- to arrange in proper order; set out in an orderly manner; arrange clearly: to marshal facts; to marshal one's arguments.
- to array, as for battle.
- to usher or lead ceremoniously: Their host marshaled them into the room.
- Heraldry. to combine (two or more coats of arms) on a single escutcheon.
early 13c., from O.Fr. mareschal, originally "stable officer, horse tender, groom" (Frankish L. mariscaluis) from Frank. *marhskalk, lit. "horse-servant" (cf. O.H.G. marahscalc "groom"), from P.Gmc. *markhaz "horse" (see mare (1)) + *skalkaz "servant" (cf. Du. schalk "rogue, wag," Goth. skalks "servant"). Cognate with O.E. horsþegn. For development history, cf. constable. The verb "to arrange for fighting" is from 1580s.
"In this book I tend to marshal terms like 'king' and 'nation' rather than 'chief' and 'tribe.'"

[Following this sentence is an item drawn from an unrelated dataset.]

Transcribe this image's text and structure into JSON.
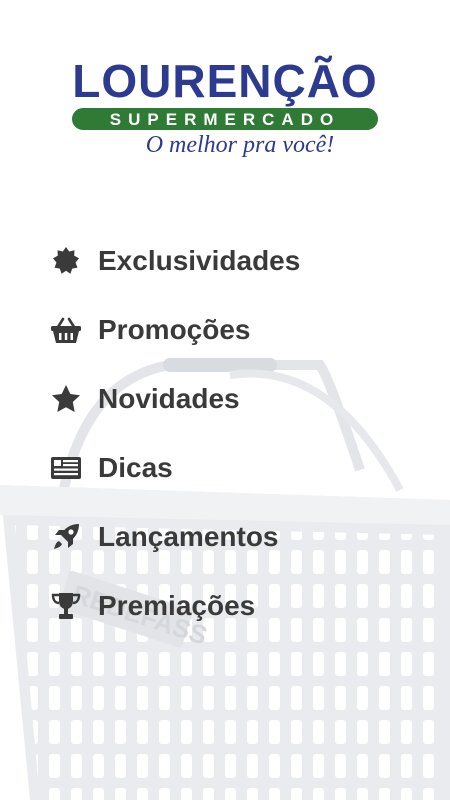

- Charles Mann, 1493: New Revelations of the Americas Before Columbus